Provide only the number of lines in the records where "favicon" appears.

------------

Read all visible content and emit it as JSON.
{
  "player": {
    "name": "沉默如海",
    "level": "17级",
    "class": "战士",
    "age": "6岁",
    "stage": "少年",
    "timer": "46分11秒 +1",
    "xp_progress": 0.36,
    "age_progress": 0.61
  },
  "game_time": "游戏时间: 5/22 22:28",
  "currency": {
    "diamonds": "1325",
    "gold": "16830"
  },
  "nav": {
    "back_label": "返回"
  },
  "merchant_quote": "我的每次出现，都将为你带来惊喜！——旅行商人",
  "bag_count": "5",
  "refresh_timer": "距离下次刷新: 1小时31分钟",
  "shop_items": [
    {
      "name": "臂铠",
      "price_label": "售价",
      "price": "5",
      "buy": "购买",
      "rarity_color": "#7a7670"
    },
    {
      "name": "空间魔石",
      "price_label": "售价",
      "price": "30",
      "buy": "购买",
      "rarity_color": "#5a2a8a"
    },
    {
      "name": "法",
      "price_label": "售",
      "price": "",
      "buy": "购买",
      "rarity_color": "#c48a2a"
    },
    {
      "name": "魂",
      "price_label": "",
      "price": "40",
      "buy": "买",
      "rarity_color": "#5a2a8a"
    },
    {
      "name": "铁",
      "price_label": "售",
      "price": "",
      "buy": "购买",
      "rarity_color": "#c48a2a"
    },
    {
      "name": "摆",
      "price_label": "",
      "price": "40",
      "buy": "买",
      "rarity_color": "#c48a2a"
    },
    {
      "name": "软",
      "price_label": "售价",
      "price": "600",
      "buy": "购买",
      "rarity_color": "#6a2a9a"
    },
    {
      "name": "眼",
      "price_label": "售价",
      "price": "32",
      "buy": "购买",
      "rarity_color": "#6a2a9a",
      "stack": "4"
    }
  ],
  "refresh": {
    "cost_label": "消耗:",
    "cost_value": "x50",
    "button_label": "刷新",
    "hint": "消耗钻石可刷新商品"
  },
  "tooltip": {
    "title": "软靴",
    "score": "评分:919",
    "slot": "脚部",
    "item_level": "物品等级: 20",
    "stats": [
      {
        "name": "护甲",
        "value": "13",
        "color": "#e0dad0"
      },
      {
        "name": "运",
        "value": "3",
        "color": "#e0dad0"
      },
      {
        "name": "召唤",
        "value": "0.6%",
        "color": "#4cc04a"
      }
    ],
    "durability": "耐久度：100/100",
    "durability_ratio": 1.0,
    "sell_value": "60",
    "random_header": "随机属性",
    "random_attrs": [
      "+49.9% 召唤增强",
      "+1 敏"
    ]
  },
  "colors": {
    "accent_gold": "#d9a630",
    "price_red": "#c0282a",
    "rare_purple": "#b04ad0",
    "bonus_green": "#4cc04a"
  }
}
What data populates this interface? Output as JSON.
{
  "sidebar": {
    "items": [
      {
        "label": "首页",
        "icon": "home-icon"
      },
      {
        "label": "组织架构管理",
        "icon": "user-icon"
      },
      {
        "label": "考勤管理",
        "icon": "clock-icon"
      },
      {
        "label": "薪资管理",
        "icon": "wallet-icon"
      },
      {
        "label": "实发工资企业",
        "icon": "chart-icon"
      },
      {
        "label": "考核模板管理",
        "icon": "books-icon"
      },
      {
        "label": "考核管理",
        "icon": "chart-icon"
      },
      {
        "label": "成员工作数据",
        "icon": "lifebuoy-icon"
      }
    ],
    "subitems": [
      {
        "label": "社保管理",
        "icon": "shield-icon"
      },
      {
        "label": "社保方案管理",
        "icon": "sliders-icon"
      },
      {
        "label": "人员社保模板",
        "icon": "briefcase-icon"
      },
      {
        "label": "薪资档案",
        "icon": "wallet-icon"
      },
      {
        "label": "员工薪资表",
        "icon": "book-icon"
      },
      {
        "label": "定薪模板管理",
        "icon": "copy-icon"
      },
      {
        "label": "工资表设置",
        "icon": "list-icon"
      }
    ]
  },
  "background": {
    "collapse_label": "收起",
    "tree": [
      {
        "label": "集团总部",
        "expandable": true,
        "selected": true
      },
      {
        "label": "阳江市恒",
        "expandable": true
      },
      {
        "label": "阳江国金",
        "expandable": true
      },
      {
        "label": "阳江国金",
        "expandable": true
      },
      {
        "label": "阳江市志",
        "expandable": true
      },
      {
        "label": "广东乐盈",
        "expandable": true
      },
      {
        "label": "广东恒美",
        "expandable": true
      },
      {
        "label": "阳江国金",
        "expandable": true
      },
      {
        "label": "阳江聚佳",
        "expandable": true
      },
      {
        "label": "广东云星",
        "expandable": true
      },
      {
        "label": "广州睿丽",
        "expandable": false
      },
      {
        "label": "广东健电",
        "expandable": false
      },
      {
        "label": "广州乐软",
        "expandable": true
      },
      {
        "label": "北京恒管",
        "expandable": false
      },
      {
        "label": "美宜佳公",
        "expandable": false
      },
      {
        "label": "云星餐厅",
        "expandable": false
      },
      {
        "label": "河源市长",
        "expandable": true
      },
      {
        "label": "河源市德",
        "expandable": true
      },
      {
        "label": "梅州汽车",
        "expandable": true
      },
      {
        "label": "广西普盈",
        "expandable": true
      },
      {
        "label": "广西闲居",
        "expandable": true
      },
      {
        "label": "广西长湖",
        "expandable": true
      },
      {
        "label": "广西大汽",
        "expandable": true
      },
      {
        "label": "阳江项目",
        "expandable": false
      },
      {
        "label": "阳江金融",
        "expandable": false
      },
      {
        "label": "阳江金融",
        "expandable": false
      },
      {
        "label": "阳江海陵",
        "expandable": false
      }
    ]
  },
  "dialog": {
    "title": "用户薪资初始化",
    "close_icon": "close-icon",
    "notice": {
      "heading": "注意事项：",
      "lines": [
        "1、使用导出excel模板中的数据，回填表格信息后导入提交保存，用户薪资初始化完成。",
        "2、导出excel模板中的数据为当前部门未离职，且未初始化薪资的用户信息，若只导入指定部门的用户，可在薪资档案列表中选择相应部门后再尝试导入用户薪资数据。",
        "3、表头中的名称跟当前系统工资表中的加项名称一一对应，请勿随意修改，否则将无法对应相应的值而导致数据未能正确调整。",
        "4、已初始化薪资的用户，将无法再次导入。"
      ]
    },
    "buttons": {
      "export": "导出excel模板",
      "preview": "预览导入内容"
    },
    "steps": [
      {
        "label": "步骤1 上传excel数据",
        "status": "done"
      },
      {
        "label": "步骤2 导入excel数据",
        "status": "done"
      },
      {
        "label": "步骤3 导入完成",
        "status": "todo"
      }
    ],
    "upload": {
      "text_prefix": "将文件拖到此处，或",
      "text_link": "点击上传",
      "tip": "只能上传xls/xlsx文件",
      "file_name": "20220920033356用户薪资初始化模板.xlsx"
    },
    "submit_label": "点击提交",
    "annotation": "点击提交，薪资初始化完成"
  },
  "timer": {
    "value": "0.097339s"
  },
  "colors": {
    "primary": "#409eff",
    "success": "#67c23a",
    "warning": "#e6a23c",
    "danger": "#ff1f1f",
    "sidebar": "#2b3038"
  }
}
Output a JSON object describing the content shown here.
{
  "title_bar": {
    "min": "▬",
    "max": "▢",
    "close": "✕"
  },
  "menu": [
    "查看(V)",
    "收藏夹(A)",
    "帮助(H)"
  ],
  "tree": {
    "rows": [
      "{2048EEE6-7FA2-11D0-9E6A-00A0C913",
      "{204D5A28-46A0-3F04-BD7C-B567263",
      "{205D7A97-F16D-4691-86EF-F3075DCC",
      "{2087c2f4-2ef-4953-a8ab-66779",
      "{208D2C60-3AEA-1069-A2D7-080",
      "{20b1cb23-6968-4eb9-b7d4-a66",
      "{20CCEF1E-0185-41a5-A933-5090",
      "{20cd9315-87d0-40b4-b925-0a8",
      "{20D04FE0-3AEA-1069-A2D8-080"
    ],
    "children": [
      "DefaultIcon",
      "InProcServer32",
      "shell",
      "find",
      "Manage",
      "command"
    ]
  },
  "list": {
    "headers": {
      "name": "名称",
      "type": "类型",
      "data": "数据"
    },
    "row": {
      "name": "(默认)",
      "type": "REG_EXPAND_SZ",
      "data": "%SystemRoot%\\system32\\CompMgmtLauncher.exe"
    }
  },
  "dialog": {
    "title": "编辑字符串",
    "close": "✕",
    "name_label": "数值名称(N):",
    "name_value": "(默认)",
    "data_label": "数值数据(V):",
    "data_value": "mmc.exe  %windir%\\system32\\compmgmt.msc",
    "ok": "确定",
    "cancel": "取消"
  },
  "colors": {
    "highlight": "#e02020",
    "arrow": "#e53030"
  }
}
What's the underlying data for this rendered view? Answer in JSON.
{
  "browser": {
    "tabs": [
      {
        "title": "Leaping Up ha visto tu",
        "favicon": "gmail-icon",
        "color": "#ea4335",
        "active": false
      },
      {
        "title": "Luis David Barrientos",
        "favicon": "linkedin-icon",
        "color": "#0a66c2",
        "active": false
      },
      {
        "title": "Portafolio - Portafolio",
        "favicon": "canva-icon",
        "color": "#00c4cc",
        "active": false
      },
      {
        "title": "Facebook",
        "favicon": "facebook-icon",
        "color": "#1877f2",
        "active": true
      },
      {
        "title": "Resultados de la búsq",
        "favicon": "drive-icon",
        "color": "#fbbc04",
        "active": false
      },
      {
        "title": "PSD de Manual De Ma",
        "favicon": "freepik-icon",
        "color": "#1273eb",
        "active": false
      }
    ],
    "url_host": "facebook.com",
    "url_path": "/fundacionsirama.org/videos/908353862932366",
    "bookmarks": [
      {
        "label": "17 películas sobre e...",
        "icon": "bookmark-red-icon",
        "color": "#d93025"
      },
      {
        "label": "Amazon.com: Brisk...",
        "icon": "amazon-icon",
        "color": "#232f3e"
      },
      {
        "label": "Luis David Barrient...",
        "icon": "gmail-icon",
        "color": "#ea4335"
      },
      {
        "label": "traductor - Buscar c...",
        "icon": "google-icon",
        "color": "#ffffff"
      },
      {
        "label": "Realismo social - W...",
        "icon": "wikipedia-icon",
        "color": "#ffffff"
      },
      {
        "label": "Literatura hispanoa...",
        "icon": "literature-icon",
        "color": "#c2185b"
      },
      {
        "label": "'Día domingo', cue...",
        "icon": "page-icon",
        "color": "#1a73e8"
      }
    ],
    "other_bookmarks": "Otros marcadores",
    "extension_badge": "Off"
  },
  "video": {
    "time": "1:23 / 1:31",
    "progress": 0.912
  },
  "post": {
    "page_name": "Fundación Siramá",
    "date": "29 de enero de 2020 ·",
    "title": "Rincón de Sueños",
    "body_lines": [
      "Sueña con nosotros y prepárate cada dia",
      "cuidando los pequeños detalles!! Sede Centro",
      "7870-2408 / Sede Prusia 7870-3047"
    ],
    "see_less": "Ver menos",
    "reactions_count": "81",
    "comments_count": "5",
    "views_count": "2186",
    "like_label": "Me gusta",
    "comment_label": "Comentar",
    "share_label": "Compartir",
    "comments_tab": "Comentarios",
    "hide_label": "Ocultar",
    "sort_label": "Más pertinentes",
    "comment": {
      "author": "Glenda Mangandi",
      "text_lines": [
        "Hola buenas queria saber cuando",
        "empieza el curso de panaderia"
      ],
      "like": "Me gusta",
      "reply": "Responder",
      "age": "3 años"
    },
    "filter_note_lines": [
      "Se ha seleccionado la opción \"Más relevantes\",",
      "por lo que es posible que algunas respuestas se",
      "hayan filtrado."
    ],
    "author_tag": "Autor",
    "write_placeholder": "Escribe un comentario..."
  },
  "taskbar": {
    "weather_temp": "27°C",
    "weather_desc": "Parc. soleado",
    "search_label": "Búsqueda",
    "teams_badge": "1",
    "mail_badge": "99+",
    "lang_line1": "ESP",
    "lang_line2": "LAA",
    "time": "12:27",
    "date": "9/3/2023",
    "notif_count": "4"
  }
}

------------

## EXERCISE SOLUTION:
6